PROBLEM DETAILS: In the entries below, count the lines that include the word "Museum" and reply with the number alone.

DATA EXTRACT:
····················
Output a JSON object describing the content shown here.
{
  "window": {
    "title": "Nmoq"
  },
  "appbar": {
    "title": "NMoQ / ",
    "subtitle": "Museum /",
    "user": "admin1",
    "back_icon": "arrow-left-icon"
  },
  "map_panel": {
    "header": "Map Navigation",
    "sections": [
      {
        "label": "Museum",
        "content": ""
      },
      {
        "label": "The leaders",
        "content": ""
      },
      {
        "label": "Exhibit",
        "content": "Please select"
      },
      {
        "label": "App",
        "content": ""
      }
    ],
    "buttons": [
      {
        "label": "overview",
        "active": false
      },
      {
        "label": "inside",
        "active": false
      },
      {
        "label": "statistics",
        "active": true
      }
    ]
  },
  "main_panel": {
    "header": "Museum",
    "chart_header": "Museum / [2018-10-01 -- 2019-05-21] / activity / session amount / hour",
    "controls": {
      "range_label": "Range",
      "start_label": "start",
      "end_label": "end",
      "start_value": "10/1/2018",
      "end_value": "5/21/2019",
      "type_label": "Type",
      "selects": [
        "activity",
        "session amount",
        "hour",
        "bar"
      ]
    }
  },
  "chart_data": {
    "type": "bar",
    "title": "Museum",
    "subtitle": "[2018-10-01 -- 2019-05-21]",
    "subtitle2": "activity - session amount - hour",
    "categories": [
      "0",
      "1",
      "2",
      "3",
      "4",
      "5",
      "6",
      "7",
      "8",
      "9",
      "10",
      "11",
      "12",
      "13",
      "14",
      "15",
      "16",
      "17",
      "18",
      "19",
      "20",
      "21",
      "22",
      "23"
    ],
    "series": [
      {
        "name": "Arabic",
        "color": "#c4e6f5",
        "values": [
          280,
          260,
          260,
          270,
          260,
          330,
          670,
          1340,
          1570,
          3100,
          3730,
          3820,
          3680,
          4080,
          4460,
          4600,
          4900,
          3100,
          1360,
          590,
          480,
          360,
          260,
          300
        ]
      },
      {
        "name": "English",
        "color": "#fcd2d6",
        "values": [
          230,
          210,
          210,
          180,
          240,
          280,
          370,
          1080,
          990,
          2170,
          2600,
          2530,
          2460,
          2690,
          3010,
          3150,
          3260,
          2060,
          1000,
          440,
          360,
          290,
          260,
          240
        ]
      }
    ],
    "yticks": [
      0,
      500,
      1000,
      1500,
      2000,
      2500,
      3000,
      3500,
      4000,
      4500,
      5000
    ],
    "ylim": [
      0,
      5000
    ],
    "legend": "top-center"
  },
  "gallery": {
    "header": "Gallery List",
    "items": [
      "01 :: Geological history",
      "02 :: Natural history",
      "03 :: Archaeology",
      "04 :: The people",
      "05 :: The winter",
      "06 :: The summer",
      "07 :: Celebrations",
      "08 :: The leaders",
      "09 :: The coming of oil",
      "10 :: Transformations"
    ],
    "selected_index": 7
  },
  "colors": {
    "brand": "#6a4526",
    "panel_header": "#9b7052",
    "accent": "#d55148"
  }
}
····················
ANSWER TO THIS EXERCISE: 5